The top 1% of earners at 35 make $US291,000.
This data, which comes from the US Census and American Community Survey, is telling when you compare each income to national averages. For 25-year-olds, the median income is $US31,000. For 35-year-olds, it’s $US45,000. And for all adults, the median is $US56,516.
In one sense, a difference of $US14,000 in the middle (a 45% increase) compared to $US185,000 at the tippy-top (a 160% increase) illustrates the compounding effects of being a high wage-earner.
Having more disposable income enables people to save and invest more than if they have significantly less. As a result, the rich tend to get richer while people toward the middle tend to coast by on their salaries alone.
But another way to interpret the difference is that top-1% incomes rising so sharply over a short period indicates income inequality is widening. If incomes were more equal, in other words, both the median and top-1% incomes would rise along similar trajectories.

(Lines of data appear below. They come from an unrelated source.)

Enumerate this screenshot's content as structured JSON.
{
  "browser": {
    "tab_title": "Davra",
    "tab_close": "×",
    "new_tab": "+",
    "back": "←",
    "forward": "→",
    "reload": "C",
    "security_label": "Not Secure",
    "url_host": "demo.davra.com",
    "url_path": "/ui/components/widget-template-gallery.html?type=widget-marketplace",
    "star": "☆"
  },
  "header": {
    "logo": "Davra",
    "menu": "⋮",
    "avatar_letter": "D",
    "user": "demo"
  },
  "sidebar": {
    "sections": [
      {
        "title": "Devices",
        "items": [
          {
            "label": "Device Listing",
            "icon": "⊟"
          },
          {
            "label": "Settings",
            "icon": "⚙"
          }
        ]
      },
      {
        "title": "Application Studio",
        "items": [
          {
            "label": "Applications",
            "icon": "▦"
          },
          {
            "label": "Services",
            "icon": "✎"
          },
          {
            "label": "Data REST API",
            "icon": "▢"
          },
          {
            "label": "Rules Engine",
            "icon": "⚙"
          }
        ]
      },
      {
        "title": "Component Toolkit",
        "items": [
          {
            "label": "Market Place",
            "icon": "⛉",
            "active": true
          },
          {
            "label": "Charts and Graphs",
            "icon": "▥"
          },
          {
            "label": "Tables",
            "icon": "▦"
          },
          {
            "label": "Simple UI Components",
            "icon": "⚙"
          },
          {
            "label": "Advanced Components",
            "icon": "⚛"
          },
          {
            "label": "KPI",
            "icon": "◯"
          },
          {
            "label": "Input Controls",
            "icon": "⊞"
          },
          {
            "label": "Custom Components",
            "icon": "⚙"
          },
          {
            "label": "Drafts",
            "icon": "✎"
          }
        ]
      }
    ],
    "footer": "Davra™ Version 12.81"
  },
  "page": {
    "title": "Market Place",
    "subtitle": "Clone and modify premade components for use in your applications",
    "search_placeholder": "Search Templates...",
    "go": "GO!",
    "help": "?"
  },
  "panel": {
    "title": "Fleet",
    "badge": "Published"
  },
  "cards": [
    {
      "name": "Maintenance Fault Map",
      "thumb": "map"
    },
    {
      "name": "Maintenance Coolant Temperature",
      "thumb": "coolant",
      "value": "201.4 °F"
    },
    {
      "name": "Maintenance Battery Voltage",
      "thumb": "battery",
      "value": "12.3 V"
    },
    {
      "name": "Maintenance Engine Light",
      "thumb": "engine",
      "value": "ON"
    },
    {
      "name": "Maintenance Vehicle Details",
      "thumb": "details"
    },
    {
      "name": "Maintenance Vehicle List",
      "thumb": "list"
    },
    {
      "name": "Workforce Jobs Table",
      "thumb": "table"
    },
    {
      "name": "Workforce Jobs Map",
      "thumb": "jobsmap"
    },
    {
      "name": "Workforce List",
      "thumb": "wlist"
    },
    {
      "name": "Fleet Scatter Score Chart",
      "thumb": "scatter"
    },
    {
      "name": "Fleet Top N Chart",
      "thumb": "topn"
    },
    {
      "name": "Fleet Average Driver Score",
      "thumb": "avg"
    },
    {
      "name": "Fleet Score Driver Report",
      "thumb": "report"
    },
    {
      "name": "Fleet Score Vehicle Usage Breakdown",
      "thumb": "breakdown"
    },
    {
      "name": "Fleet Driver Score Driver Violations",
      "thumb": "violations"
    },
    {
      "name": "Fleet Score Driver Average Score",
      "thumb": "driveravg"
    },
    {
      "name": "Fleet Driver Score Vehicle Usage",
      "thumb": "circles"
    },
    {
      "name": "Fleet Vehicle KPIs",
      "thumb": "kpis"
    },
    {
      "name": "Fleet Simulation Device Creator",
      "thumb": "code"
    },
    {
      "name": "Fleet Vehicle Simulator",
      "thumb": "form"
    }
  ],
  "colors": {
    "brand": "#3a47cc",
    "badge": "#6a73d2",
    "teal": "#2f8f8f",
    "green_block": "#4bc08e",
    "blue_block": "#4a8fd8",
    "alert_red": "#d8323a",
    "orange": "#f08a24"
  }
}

Economists have implicated steep tax breaks as one reason the top 1% sees their income grow disproportionately relative to the middle class. The close relationships between business executives and board members are another, as Business Insider’s Pedro da Costa has noted, since these close ties enable executives to earn big salaries outside what market forces would dictate.
The difference between 25-year-olds and 35-year-olds is only part of the story of income inequality, because there’s also a startling gap between the rich and the superrich. Income gains have disproportionately gone to those in the top 0.01% and 0.001% compared to the top 20%, economists have noted.
Over time, this has led to staggering wealth inequality. Consider that the world’s eight richest people have as much wealth as half of the world’s population. In the US, the rich-poor gap has created a widespread perception of lack: The proportion of people identifying as “have-nots” versus “haves” has more than doubled since 1988.
There is one bright spot. On a global scale, the world is becoming far more equal than it’s ever been. Projections for 2035 predict income inequality will continue to fall, with a distribution hardly resembling its former self.